`**`

in the last line is exponentiation, and`exp`

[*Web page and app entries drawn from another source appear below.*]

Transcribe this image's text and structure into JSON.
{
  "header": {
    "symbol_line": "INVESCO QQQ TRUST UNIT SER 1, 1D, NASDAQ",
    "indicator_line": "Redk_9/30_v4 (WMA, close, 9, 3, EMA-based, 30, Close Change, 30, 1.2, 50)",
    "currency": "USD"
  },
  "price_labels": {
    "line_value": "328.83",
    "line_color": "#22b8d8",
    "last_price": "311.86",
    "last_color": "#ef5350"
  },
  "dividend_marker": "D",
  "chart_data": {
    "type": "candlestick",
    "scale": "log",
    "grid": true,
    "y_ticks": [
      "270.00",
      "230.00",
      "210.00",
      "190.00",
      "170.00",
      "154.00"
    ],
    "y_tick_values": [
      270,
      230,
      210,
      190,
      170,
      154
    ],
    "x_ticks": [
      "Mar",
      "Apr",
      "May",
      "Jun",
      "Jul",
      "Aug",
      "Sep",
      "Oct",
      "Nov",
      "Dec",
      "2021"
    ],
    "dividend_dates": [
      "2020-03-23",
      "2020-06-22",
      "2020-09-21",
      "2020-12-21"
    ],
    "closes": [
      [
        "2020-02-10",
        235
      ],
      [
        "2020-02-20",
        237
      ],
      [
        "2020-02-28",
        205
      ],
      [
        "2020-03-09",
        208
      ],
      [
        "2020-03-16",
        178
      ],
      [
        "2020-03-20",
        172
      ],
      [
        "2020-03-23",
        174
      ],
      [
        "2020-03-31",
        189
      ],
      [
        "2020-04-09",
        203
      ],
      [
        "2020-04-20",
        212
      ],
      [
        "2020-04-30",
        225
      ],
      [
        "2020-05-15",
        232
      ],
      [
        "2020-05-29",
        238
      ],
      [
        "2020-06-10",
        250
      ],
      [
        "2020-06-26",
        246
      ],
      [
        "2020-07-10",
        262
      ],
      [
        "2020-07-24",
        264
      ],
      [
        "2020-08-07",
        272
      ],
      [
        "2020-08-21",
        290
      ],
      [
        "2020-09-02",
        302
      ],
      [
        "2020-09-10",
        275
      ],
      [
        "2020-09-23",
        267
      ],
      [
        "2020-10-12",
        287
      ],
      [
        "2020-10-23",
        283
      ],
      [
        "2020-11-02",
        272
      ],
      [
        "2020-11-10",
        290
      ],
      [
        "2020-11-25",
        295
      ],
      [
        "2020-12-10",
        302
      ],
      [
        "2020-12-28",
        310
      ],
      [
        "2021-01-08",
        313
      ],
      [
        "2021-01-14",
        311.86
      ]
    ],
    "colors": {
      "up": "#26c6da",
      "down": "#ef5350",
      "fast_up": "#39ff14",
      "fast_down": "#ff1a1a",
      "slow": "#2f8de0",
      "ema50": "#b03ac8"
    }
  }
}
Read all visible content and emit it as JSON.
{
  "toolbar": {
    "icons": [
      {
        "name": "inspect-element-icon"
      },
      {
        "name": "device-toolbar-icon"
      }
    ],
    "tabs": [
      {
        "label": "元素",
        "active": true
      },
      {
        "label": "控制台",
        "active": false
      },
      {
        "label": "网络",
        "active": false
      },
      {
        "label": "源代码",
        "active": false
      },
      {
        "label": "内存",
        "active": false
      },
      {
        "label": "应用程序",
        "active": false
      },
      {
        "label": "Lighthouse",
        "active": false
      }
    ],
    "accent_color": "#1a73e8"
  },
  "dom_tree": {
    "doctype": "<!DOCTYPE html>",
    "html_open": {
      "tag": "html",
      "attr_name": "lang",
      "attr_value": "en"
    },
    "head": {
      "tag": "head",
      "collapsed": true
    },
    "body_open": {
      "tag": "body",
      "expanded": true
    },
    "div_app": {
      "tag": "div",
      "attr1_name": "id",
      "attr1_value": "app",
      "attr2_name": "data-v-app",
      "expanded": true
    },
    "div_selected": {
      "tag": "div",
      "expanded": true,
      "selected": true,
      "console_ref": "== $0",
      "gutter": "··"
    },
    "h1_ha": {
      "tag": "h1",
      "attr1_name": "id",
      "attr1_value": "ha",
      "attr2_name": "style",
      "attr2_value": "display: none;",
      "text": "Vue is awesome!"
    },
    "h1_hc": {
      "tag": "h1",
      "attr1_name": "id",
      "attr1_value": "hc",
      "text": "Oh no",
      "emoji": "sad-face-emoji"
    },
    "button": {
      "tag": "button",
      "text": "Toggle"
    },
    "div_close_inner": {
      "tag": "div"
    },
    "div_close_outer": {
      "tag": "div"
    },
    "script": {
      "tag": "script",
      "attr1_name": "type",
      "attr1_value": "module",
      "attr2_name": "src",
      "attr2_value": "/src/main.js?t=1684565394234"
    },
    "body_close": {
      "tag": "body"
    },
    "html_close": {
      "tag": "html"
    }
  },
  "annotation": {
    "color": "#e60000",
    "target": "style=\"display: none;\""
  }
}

iseraised to the given power. So, maybe fifth-grade math. Computeeto thexbetameanpower, and then raiseSO_tto that power. I don't know Objective C, or else I'd give an answer to demonstrate. – Rob Kennedy Dec 5 '09 at 22:14